╭──
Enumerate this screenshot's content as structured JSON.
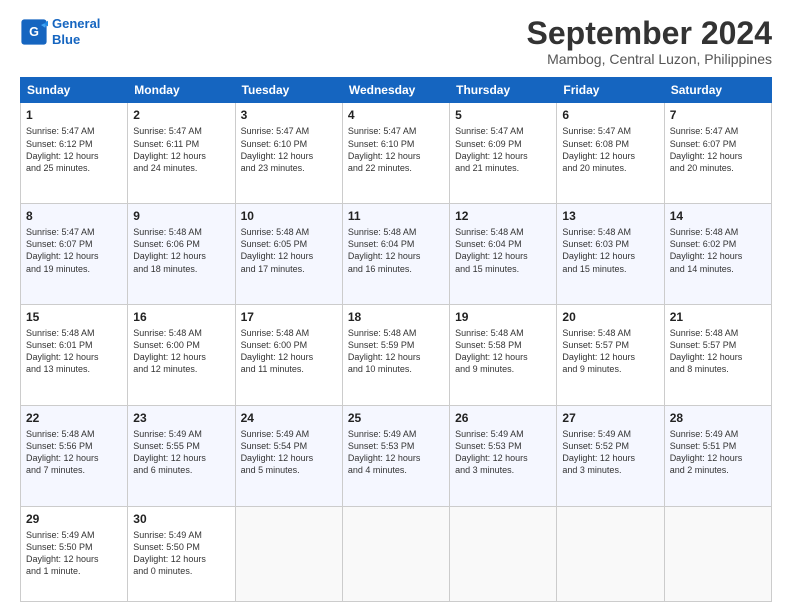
{
  "logo": {
    "line1": "General",
    "line2": "Blue"
  },
  "title": "September 2024",
  "location": "Mambog, Central Luzon, Philippines",
  "weekdays": [
    "Sunday",
    "Monday",
    "Tuesday",
    "Wednesday",
    "Thursday",
    "Friday",
    "Saturday"
  ],
  "weeks": [
    [
      {
        "day": "1",
        "info": "Sunrise: 5:47 AM\nSunset: 6:12 PM\nDaylight: 12 hours\nand 25 minutes."
      },
      {
        "day": "2",
        "info": "Sunrise: 5:47 AM\nSunset: 6:11 PM\nDaylight: 12 hours\nand 24 minutes."
      },
      {
        "day": "3",
        "info": "Sunrise: 5:47 AM\nSunset: 6:10 PM\nDaylight: 12 hours\nand 23 minutes."
      },
      {
        "day": "4",
        "info": "Sunrise: 5:47 AM\nSunset: 6:10 PM\nDaylight: 12 hours\nand 22 minutes."
      },
      {
        "day": "5",
        "info": "Sunrise: 5:47 AM\nSunset: 6:09 PM\nDaylight: 12 hours\nand 21 minutes."
      },
      {
        "day": "6",
        "info": "Sunrise: 5:47 AM\nSunset: 6:08 PM\nDaylight: 12 hours\nand 20 minutes."
      },
      {
        "day": "7",
        "info": "Sunrise: 5:47 AM\nSunset: 6:07 PM\nDaylight: 12 hours\nand 20 minutes."
      }
    ],
    [
      {
        "day": "8",
        "info": "Sunrise: 5:47 AM\nSunset: 6:07 PM\nDaylight: 12 hours\nand 19 minutes."
      },
      {
        "day": "9",
        "info": "Sunrise: 5:48 AM\nSunset: 6:06 PM\nDaylight: 12 hours\nand 18 minutes."
      },
      {
        "day": "10",
        "info": "Sunrise: 5:48 AM\nSunset: 6:05 PM\nDaylight: 12 hours\nand 17 minutes."
      },
      {
        "day": "11",
        "info": "Sunrise: 5:48 AM\nSunset: 6:04 PM\nDaylight: 12 hours\nand 16 minutes."
      },
      {
        "day": "12",
        "info": "Sunrise: 5:48 AM\nSunset: 6:04 PM\nDaylight: 12 hours\nand 15 minutes."
      },
      {
        "day": "13",
        "info": "Sunrise: 5:48 AM\nSunset: 6:03 PM\nDaylight: 12 hours\nand 15 minutes."
      },
      {
        "day": "14",
        "info": "Sunrise: 5:48 AM\nSunset: 6:02 PM\nDaylight: 12 hours\nand 14 minutes."
      }
    ],
    [
      {
        "day": "15",
        "info": "Sunrise: 5:48 AM\nSunset: 6:01 PM\nDaylight: 12 hours\nand 13 minutes."
      },
      {
        "day": "16",
        "info": "Sunrise: 5:48 AM\nSunset: 6:00 PM\nDaylight: 12 hours\nand 12 minutes."
      },
      {
        "day": "17",
        "info": "Sunrise: 5:48 AM\nSunset: 6:00 PM\nDaylight: 12 hours\nand 11 minutes."
      },
      {
        "day": "18",
        "info": "Sunrise: 5:48 AM\nSunset: 5:59 PM\nDaylight: 12 hours\nand 10 minutes."
      },
      {
        "day": "19",
        "info": "Sunrise: 5:48 AM\nSunset: 5:58 PM\nDaylight: 12 hours\nand 9 minutes."
      },
      {
        "day": "20",
        "info": "Sunrise: 5:48 AM\nSunset: 5:57 PM\nDaylight: 12 hours\nand 9 minutes."
      },
      {
        "day": "21",
        "info": "Sunrise: 5:48 AM\nSunset: 5:57 PM\nDaylight: 12 hours\nand 8 minutes."
      }
    ],
    [
      {
        "day": "22",
        "info": "Sunrise: 5:48 AM\nSunset: 5:56 PM\nDaylight: 12 hours\nand 7 minutes."
      },
      {
        "day": "23",
        "info": "Sunrise: 5:49 AM\nSunset: 5:55 PM\nDaylight: 12 hours\nand 6 minutes."
      },
      {
        "day": "24",
        "info": "Sunrise: 5:49 AM\nSunset: 5:54 PM\nDaylight: 12 hours\nand 5 minutes."
      },
      {
        "day": "25",
        "info": "Sunrise: 5:49 AM\nSunset: 5:53 PM\nDaylight: 12 hours\nand 4 minutes."
      },
      {
        "day": "26",
        "info": "Sunrise: 5:49 AM\nSunset: 5:53 PM\nDaylight: 12 hours\nand 3 minutes."
      },
      {
        "day": "27",
        "info": "Sunrise: 5:49 AM\nSunset: 5:52 PM\nDaylight: 12 hours\nand 3 minutes."
      },
      {
        "day": "28",
        "info": "Sunrise: 5:49 AM\nSunset: 5:51 PM\nDaylight: 12 hours\nand 2 minutes."
      }
    ],
    [
      {
        "day": "29",
        "info": "Sunrise: 5:49 AM\nSunset: 5:50 PM\nDaylight: 12 hours\nand 1 minute."
      },
      {
        "day": "30",
        "info": "Sunrise: 5:49 AM\nSunset: 5:50 PM\nDaylight: 12 hours\nand 0 minutes."
      },
      {
        "day": "",
        "info": ""
      },
      {
        "day": "",
        "info": ""
      },
      {
        "day": "",
        "info": ""
      },
      {
        "day": "",
        "info": ""
      },
      {
        "day": "",
        "info": ""
      }
    ]
  ]
}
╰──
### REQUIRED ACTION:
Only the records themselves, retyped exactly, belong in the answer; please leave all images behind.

### TASK ANSWER:
Enumerate this screenshot's content as structured JSON.
{
  "logo": {
    "line1": "General",
    "line2": "Blue"
  },
  "title": "September 2024",
  "location": "Mambog, Central Luzon, Philippines",
  "weekdays": [
    "Sunday",
    "Monday",
    "Tuesday",
    "Wednesday",
    "Thursday",
    "Friday",
    "Saturday"
  ],
  "weeks": [
    [
      {
        "day": "1",
        "info": "Sunrise: 5:47 AM\nSunset: 6:12 PM\nDaylight: 12 hours\nand 25 minutes."
      },
      {
        "day": "2",
        "info": "Sunrise: 5:47 AM\nSunset: 6:11 PM\nDaylight: 12 hours\nand 24 minutes."
      },
      {
        "day": "3",
        "info": "Sunrise: 5:47 AM\nSunset: 6:10 PM\nDaylight: 12 hours\nand 23 minutes."
      },
      {
        "day": "4",
        "info": "Sunrise: 5:47 AM\nSunset: 6:10 PM\nDaylight: 12 hours\nand 22 minutes."
      },
      {
        "day": "5",
        "info": "Sunrise: 5:47 AM\nSunset: 6:09 PM\nDaylight: 12 hours\nand 21 minutes."
      },
      {
        "day": "6",
        "info": "Sunrise: 5:47 AM\nSunset: 6:08 PM\nDaylight: 12 hours\nand 20 minutes."
      },
      {
        "day": "7",
        "info": "Sunrise: 5:47 AM\nSunset: 6:07 PM\nDaylight: 12 hours\nand 20 minutes."
      }
    ],
    [
      {
        "day": "8",
        "info": "Sunrise: 5:47 AM\nSunset: 6:07 PM\nDaylight: 12 hours\nand 19 minutes."
      },
      {
        "day": "9",
        "info": "Sunrise: 5:48 AM\nSunset: 6:06 PM\nDaylight: 12 hours\nand 18 minutes."
      },
      {
        "day": "10",
        "info": "Sunrise: 5:48 AM\nSunset: 6:05 PM\nDaylight: 12 hours\nand 17 minutes."
      },
      {
        "day": "11",
        "info": "Sunrise: 5:48 AM\nSunset: 6:04 PM\nDaylight: 12 hours\nand 16 minutes."
      },
      {
        "day": "12",
        "info": "Sunrise: 5:48 AM\nSunset: 6:04 PM\nDaylight: 12 hours\nand 15 minutes."
      },
      {
        "day": "13",
        "info": "Sunrise: 5:48 AM\nSunset: 6:03 PM\nDaylight: 12 hours\nand 15 minutes."
      },
      {
        "day": "14",
        "info": "Sunrise: 5:48 AM\nSunset: 6:02 PM\nDaylight: 12 hours\nand 14 minutes."
      }
    ],
    [
      {
        "day": "15",
        "info": "Sunrise: 5:48 AM\nSunset: 6:01 PM\nDaylight: 12 hours\nand 13 minutes."
      },
      {
        "day": "16",
        "info": "Sunrise: 5:48 AM\nSunset: 6:00 PM\nDaylight: 12 hours\nand 12 minutes."
      },
      {
        "day": "17",
        "info": "Sunrise: 5:48 AM\nSunset: 6:00 PM\nDaylight: 12 hours\nand 11 minutes."
      },
      {
        "day": "18",
        "info": "Sunrise: 5:48 AM\nSunset: 5:59 PM\nDaylight: 12 hours\nand 10 minutes."
      },
      {
        "day": "19",
        "info": "Sunrise: 5:48 AM\nSunset: 5:58 PM\nDaylight: 12 hours\nand 9 minutes."
      },
      {
        "day": "20",
        "info": "Sunrise: 5:48 AM\nSunset: 5:57 PM\nDaylight: 12 hours\nand 9 minutes."
      },
      {
        "day": "21",
        "info": "Sunrise: 5:48 AM\nSunset: 5:57 PM\nDaylight: 12 hours\nand 8 minutes."
      }
    ],
    [
      {
        "day": "22",
        "info": "Sunrise: 5:48 AM\nSunset: 5:56 PM\nDaylight: 12 hours\nand 7 minutes."
      },
      {
        "day": "23",
        "info": "Sunrise: 5:49 AM\nSunset: 5:55 PM\nDaylight: 12 hours\nand 6 minutes."
      },
      {
        "day": "24",
        "info": "Sunrise: 5:49 AM\nSunset: 5:54 PM\nDaylight: 12 hours\nand 5 minutes."
      },
      {
        "day": "25",
        "info": "Sunrise: 5:49 AM\nSunset: 5:53 PM\nDaylight: 12 hours\nand 4 minutes."
      },
      {
        "day": "26",
        "info": "Sunrise: 5:49 AM\nSunset: 5:53 PM\nDaylight: 12 hours\nand 3 minutes."
      },
      {
        "day": "27",
        "info": "Sunrise: 5:49 AM\nSunset: 5:52 PM\nDaylight: 12 hours\nand 3 minutes."
      },
      {
        "day": "28",
        "info": "Sunrise: 5:49 AM\nSunset: 5:51 PM\nDaylight: 12 hours\nand 2 minutes."
      }
    ],
    [
      {
        "day": "29",
        "info": "Sunrise: 5:49 AM\nSunset: 5:50 PM\nDaylight: 12 hours\nand 1 minute."
      },
      {
        "day": "30",
        "info": "Sunrise: 5:49 AM\nSunset: 5:50 PM\nDaylight: 12 hours\nand 0 minutes."
      },
      {
        "day": "",
        "info": ""
      },
      {
        "day": "",
        "info": ""
      },
      {
        "day": "",
        "info": ""
      },
      {
        "day": "",
        "info": ""
      },
      {
        "day": "",
        "info": ""
      }
    ]
  ]
}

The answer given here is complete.